# Directions
Show all lines from the records below in which the string "Promotioncode" is present.

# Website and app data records
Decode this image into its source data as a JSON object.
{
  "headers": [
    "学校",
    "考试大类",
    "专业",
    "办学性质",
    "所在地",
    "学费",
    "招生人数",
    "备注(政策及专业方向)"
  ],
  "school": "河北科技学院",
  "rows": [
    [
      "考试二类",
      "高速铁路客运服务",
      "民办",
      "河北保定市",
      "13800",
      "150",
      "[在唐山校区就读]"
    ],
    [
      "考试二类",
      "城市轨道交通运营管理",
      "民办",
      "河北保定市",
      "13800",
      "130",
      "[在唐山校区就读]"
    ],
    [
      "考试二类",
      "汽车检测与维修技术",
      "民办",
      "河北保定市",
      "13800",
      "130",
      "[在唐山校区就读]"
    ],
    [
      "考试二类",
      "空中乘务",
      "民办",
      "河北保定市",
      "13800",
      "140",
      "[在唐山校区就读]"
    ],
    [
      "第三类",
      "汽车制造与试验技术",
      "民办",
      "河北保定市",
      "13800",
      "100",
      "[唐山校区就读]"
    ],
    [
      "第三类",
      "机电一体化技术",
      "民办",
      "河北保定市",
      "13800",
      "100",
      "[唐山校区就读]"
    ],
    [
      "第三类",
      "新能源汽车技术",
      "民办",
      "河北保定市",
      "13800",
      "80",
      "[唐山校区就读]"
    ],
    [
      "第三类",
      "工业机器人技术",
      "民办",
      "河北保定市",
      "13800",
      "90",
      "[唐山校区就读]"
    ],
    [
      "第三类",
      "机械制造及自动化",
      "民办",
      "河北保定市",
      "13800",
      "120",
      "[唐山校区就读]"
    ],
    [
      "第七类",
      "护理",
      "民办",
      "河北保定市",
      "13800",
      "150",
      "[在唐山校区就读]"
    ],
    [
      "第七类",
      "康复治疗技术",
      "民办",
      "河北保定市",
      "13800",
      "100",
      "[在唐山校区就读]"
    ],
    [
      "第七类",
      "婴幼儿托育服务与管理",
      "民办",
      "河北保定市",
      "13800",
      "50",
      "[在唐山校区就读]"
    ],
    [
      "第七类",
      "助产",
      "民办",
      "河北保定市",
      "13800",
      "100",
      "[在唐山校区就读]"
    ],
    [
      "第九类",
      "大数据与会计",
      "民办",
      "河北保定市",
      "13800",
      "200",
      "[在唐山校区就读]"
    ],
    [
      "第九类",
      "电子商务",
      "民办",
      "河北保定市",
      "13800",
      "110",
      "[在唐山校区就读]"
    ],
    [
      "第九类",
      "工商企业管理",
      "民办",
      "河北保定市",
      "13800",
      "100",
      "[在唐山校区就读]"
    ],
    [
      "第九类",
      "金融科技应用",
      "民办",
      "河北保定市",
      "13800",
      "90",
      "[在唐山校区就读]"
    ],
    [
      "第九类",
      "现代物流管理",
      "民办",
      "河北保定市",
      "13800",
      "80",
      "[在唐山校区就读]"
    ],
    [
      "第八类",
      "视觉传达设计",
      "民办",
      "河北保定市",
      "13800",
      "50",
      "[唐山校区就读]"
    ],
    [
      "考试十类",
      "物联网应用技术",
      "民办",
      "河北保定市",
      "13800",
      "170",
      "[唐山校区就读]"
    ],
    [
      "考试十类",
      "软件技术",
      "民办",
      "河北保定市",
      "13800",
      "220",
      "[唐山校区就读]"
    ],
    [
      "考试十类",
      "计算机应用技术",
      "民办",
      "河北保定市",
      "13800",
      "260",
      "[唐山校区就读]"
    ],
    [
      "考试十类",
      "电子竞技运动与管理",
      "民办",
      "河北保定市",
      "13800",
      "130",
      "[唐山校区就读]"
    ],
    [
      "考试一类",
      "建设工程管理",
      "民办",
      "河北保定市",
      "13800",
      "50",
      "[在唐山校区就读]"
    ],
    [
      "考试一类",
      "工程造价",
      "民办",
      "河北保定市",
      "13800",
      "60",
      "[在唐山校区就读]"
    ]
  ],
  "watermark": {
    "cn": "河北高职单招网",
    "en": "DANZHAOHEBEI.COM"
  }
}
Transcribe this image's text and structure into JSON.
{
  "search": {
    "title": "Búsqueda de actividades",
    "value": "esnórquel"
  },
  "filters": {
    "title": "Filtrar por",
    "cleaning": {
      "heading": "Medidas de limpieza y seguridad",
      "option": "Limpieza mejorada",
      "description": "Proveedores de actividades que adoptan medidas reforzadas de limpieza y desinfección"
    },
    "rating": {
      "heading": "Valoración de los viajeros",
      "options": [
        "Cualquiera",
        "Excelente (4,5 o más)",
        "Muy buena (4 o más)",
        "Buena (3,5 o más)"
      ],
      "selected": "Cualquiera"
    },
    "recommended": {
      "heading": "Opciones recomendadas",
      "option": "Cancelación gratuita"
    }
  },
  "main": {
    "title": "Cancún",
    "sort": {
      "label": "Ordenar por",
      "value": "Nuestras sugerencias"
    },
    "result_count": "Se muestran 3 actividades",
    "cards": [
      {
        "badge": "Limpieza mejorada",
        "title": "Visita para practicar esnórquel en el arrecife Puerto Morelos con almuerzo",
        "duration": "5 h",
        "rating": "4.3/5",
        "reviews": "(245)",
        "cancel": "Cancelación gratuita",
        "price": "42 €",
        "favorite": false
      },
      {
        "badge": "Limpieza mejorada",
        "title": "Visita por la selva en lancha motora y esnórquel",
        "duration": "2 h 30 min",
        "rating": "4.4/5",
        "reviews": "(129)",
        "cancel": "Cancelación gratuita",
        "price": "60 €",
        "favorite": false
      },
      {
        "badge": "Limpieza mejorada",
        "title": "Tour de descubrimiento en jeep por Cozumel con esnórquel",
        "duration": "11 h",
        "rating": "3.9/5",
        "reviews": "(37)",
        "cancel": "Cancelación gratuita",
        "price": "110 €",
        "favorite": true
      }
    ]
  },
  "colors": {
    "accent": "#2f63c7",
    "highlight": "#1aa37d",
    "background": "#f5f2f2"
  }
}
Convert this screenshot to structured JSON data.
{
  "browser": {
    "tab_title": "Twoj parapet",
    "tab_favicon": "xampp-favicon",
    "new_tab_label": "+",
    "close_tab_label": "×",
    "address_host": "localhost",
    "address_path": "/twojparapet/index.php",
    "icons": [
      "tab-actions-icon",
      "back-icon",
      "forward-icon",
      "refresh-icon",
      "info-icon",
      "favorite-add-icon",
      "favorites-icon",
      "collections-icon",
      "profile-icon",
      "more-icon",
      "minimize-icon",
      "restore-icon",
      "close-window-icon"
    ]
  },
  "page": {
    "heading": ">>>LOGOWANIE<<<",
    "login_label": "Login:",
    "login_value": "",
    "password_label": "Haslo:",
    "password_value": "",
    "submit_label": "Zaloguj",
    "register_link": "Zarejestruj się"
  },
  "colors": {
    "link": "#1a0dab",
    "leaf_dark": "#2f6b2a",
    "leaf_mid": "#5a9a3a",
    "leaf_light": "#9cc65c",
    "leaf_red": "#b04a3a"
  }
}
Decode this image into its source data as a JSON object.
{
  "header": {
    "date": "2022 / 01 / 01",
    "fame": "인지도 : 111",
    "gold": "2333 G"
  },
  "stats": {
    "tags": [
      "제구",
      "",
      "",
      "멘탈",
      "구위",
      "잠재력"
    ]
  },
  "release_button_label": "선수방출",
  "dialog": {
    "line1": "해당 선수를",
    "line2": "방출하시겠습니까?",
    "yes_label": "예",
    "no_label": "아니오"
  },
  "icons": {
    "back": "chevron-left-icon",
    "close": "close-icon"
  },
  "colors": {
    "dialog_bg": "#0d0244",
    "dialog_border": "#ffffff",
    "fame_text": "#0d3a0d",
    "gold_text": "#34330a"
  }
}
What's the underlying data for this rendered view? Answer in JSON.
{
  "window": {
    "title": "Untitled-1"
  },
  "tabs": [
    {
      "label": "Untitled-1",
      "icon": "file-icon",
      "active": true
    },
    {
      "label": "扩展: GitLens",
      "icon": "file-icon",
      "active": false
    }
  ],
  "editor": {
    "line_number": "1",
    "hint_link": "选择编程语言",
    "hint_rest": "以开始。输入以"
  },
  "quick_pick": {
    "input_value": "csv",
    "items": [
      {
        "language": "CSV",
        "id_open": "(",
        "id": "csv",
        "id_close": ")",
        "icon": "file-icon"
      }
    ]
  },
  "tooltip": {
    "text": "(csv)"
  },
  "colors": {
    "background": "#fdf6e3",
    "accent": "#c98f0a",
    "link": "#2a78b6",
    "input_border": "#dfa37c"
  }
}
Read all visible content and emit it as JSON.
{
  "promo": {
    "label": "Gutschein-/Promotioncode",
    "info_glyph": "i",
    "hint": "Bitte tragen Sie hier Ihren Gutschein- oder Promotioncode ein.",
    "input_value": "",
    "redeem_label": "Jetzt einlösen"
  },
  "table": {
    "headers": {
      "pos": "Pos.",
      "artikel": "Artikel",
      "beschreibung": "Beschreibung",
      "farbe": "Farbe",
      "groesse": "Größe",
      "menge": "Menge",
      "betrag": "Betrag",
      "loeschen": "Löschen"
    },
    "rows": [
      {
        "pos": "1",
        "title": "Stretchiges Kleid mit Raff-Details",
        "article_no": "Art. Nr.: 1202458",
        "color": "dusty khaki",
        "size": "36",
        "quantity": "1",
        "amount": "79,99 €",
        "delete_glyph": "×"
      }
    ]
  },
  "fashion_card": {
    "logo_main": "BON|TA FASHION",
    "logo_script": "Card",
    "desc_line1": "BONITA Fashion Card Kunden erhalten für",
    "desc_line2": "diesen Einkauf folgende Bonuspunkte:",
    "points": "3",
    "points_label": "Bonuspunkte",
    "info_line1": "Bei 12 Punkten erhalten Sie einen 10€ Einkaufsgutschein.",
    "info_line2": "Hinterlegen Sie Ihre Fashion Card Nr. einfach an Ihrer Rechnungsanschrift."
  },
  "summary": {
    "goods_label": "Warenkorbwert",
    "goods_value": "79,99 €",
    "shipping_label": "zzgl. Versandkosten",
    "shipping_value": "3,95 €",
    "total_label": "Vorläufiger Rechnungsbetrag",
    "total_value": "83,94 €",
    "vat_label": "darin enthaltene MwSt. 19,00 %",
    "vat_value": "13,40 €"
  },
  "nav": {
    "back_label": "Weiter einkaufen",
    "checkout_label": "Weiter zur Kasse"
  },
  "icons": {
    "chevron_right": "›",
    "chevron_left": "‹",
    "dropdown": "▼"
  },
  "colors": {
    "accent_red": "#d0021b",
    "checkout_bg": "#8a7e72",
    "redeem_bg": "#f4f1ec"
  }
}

# Solution below
    "label": "Gutschein-/Promotioncode",
    "hint": "Bitte tragen Sie hier Ihren Gutschein- oder Promotioncode ein.",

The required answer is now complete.